This interview by Radiolab gets pretty real at the end. It draws that line that stands between Victims and Truth Seekers. The interview seeks to dig deeper into the 1975 Yellow Rain that fell in parts of Laos. The controversy behind it, and the consequences of it. The host of Radiolab, interviews a man, Eng Yang, who was in Laos when the rain fell.
The podcast was initially released in September of 2012. After much uproar and upset over the end of the interview, it was amended and rereleased less than 2 months later. This is the amended version.
Here also is the 2 part 1991 New Yorker article that got Radiolab interested in this story in the first place. (if you have a subscription)
Eng Yang’s niece Kao Kalia Yang, who acted as translator for him during the interview, and spoke on behalf of the injustices placed on her people. Born in 1980, in a Thailand refugee camp, right as the world was beginning to open their eyes to the idea of chemical weapons. Her first book, published in 2008, 4 years before this podcast, The Latehomecomer: A Hmong Family Memoir, recounts the Hmong people and her own grandmother’s experience during the Vietnam War. She is a writer, public speaker, and a teacher. Here is a link to her website: http://www.kaokaliayang.com/

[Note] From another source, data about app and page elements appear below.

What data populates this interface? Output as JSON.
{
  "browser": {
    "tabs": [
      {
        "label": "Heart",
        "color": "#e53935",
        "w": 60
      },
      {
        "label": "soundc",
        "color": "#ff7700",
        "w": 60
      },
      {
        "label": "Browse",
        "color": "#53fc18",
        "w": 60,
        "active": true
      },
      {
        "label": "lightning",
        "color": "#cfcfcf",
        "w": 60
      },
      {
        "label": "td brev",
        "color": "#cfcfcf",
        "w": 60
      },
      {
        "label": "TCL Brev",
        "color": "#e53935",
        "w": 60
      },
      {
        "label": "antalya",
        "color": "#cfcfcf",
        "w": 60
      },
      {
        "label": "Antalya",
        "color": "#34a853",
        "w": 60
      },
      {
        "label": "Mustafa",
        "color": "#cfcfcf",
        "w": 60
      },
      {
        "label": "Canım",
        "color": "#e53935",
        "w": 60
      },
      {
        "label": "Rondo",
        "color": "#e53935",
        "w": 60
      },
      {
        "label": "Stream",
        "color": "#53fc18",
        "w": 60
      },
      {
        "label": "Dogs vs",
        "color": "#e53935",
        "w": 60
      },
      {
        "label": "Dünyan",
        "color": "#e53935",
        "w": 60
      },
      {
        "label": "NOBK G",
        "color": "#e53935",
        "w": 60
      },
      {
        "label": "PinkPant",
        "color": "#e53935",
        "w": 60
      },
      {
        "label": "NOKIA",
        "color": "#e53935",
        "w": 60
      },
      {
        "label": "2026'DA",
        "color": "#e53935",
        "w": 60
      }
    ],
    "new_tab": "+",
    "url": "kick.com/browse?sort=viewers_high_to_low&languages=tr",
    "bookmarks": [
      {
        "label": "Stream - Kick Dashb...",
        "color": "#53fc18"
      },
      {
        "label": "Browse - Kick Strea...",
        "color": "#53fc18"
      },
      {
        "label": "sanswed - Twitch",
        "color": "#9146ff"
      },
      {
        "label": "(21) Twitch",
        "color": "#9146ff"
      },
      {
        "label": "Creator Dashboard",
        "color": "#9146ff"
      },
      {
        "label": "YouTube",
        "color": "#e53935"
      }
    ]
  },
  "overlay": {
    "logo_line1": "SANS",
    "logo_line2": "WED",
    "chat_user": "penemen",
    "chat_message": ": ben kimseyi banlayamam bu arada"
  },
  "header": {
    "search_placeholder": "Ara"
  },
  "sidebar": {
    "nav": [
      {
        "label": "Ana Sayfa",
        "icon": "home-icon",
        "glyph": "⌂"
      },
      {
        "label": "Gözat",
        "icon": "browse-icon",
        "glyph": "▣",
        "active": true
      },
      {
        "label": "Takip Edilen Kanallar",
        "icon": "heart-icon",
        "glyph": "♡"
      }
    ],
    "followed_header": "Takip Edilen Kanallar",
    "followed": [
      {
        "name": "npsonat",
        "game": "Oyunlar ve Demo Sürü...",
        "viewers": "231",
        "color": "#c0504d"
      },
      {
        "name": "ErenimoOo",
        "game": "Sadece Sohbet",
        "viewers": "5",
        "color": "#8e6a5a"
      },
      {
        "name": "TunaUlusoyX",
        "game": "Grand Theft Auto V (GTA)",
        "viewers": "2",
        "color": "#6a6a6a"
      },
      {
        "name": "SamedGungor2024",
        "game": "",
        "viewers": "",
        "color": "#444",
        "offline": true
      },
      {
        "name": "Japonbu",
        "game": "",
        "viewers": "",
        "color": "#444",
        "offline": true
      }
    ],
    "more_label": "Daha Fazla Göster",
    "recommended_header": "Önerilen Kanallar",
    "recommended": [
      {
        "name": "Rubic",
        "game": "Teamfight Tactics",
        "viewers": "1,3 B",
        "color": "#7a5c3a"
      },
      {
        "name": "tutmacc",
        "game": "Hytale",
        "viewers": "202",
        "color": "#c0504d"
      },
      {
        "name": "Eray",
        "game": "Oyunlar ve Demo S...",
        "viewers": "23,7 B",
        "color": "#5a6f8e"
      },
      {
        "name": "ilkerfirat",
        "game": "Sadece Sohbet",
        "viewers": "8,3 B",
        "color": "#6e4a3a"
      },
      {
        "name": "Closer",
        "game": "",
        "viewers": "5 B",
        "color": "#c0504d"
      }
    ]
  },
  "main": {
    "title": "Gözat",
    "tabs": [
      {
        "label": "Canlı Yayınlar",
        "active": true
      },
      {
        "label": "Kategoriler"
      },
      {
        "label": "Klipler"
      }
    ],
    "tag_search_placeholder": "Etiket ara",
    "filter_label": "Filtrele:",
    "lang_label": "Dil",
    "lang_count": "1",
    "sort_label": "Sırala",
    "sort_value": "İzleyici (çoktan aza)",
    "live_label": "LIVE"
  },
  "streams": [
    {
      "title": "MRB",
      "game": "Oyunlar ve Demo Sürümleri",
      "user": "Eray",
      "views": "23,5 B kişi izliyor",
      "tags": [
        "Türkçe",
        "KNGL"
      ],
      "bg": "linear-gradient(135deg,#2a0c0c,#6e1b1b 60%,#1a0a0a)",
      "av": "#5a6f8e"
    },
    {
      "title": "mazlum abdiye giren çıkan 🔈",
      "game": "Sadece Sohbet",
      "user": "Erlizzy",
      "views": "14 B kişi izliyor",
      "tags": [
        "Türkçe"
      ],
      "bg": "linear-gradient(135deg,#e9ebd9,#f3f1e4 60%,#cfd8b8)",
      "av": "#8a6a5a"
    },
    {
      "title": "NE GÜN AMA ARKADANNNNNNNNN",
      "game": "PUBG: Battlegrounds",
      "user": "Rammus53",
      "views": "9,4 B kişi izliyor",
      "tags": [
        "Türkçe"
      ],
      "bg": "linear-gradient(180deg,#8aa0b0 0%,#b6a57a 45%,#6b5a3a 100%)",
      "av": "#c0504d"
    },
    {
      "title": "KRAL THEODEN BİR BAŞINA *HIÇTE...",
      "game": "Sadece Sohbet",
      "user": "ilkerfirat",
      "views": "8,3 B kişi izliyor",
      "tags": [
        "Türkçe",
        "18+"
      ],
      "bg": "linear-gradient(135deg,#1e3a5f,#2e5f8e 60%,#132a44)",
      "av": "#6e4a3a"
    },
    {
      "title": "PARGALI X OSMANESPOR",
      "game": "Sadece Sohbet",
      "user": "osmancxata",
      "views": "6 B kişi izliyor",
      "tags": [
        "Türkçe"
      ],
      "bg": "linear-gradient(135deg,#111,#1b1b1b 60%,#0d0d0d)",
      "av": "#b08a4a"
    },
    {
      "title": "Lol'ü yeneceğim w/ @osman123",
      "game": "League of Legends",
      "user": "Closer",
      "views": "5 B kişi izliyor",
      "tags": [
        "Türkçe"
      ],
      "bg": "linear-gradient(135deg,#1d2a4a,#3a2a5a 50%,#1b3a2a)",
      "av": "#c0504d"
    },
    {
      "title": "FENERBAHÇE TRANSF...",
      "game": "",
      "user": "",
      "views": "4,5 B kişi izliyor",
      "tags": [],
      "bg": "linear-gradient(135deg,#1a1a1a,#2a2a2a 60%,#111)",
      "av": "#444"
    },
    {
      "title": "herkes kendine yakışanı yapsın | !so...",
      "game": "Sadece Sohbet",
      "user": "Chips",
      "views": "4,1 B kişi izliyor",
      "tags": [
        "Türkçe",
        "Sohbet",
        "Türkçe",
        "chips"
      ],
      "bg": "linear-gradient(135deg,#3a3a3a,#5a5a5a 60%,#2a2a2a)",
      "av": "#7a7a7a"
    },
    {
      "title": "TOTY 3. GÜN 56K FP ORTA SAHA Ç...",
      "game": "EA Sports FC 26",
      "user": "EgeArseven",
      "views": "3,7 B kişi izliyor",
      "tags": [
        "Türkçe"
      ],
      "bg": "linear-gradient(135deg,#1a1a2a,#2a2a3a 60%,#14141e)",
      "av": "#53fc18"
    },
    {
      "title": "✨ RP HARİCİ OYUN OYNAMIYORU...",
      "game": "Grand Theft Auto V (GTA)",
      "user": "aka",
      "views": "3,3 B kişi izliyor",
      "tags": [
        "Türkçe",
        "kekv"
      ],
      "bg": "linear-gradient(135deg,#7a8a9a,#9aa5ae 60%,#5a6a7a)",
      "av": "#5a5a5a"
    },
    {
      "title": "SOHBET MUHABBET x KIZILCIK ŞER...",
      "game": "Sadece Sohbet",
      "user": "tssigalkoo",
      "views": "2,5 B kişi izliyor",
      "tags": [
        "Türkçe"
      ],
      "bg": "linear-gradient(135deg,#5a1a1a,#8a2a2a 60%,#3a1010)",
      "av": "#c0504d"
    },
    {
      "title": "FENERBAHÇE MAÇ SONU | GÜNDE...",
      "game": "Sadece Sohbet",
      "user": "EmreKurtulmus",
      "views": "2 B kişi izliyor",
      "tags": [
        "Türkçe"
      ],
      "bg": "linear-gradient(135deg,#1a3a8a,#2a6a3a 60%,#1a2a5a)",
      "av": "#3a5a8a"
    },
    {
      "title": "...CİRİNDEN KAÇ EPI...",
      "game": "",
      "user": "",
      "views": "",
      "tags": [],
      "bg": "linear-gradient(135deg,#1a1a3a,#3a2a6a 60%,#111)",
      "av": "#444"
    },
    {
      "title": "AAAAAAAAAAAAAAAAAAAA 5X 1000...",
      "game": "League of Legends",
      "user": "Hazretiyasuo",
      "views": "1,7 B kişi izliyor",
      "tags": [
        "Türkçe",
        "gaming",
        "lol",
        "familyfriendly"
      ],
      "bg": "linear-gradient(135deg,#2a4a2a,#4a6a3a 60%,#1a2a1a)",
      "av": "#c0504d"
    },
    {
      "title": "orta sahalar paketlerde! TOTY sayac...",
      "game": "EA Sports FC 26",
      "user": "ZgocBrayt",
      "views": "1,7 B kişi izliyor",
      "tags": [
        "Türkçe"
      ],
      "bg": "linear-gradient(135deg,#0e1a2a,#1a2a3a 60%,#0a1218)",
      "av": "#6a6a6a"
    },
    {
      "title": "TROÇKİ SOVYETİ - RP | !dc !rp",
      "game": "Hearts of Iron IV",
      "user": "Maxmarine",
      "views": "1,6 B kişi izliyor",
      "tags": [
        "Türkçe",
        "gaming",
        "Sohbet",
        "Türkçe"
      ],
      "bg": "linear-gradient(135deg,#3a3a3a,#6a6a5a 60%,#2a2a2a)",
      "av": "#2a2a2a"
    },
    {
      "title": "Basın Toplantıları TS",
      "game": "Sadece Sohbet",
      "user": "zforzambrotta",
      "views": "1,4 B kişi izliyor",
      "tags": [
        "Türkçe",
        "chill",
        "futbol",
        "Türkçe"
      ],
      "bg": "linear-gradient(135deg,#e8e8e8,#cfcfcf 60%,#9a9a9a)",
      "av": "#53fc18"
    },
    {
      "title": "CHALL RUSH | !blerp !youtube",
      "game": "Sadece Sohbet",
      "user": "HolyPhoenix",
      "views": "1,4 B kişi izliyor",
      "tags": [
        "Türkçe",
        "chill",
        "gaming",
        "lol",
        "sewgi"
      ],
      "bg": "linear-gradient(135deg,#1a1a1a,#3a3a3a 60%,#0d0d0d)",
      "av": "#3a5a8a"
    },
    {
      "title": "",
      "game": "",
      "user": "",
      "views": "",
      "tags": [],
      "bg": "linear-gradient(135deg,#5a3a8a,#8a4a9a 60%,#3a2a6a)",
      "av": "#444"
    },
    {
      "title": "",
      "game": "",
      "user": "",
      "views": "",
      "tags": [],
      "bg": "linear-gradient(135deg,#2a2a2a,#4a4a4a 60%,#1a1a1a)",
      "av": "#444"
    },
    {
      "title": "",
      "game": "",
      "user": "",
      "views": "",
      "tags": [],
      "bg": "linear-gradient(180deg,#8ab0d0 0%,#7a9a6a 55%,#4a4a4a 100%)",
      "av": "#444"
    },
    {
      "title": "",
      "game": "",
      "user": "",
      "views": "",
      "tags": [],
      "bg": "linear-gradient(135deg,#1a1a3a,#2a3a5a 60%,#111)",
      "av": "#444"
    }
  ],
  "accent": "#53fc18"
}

After a long week, a long day. After a long shift, a long drive.. after all that, I was able to sleep in, nestled between the undying love of pets. I was able to have a long conversation in bed with my mother. We went to the Saturday Market, not the size of the one in my home town, but filled with PNW artists and people who care to their core about quality. There was live music that reminded me of a Sunday Afternoon pandora station. The smells of coffee and spices filled the air, and everyone smiled. We went down to the dockside and saw the bay full of boats, milling about like runners warming up for a race. As we drew closer the sounds of auld sea shanties could be heard blaring from speakers. And families watched, in the sun, the smell of the sea. We ordered coffee by people proud to make it by hand, no fancy machines, just age old skill. We drank in the small shop, filled with friendly faces, everyone a stranger, but everyone chatting, no one on their computers or iphones. I strolled down the welcoming sidewalk, everyone going somewhere, but no one in a hurry. In the sun, on this Saturday afternoon, I remember how much I love it here..